» **Task requirements**
Take from the listing each line that has the string "username".

» **The records**
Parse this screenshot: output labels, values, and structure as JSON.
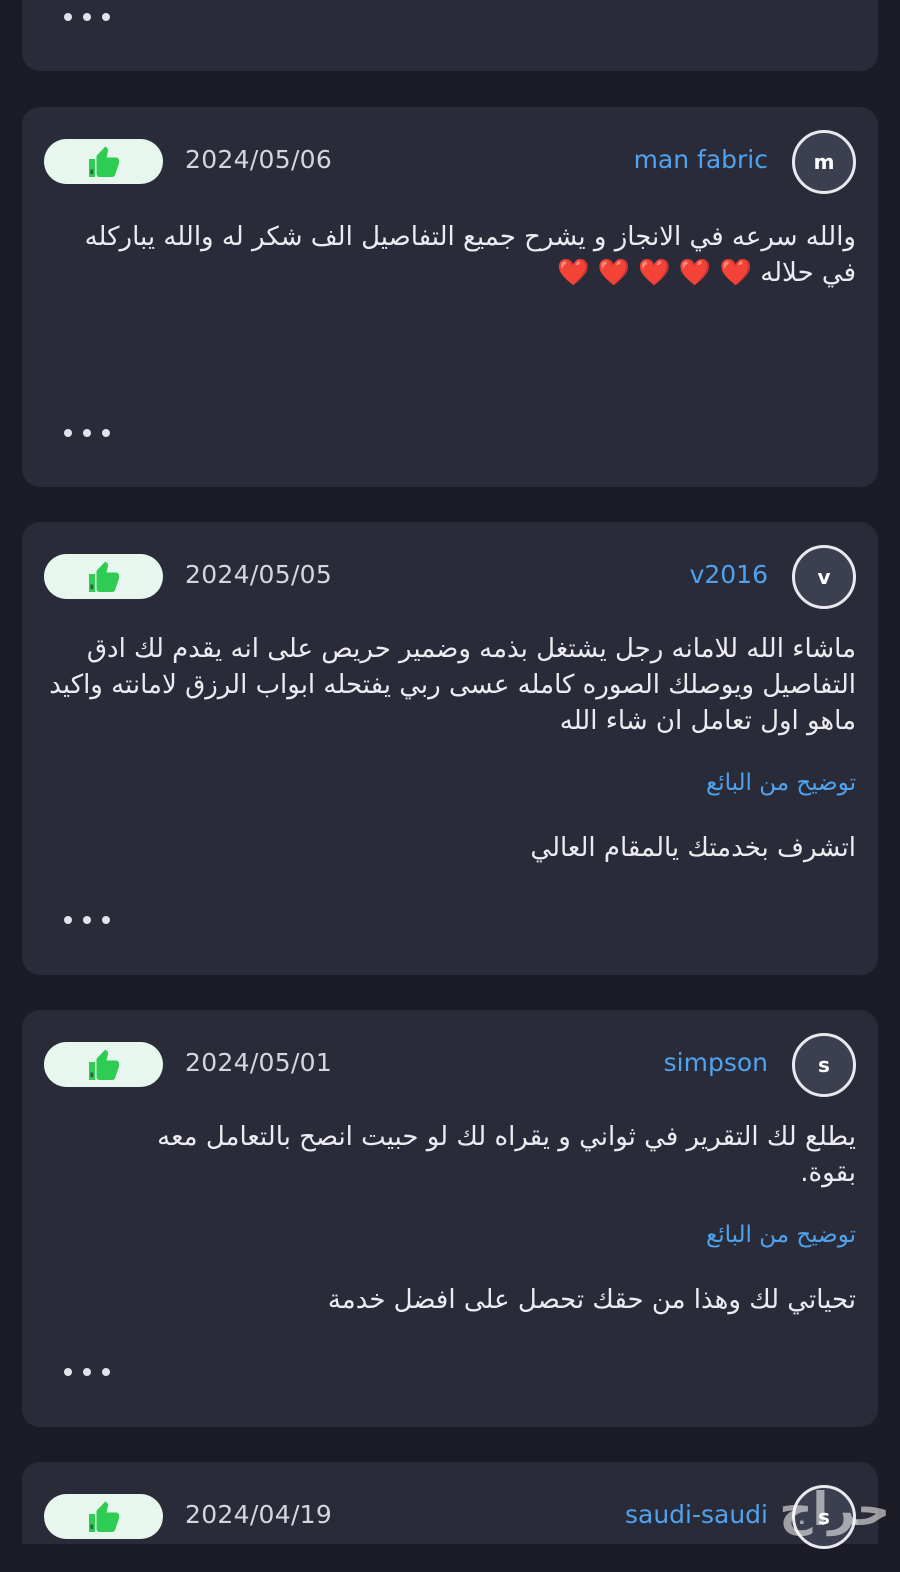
{
  "colors": {
    "background": "#1c1c26",
    "card": "#2a2b39",
    "accent_blue": "#4fa3ee",
    "like_pill": "#e7f7ee",
    "like_icon": "#2ecc52"
  },
  "icons": {
    "like": "thumbs-up-icon",
    "more": "more-dots-icon"
  },
  "reviews": [
    {
      "avatar_letter": "m",
      "username": "man fabric",
      "date": "2024/05/06",
      "text": "والله سرعه في الانجاز و يشرح جميع التفاصيل الف شكر له والله يباركله في حلاله",
      "hearts": "❤️ ❤️ ❤️ ❤️ ❤️"
    },
    {
      "avatar_letter": "v",
      "username": "v2016",
      "date": "2024/05/05",
      "text": "ماشاء الله للامانه رجل يشتغل بذمه وضمير حريص على انه يقدم لك ادق التفاصيل ويوصلك الصوره كامله عسى ربي يفتحله ابواب الرزق لامانته واكيد ماهو اول تعامل ان شاء الله",
      "reply_label": "توضيح من البائع",
      "reply_text": "اتشرف بخدمتك يالمقام العالي"
    },
    {
      "avatar_letter": "s",
      "username": "simpson",
      "date": "2024/05/01",
      "text": "يطلع لك التقرير في ثواني و يقراه لك لو حبيت انصح بالتعامل معه بقوة.",
      "reply_label": "توضيح من البائع",
      "reply_text": "تحياتي لك وهذا من حقك تحصل على افضل خدمة"
    },
    {
      "avatar_letter": "s",
      "username": "saudi-saudi",
      "date": "2024/04/19"
    }
  ],
  "watermark": "حراج"
}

» **Answer box**
      "username": "man fabric",
      "username": "v2016",
      "username": "simpson",
      "username": "saudi-saudi",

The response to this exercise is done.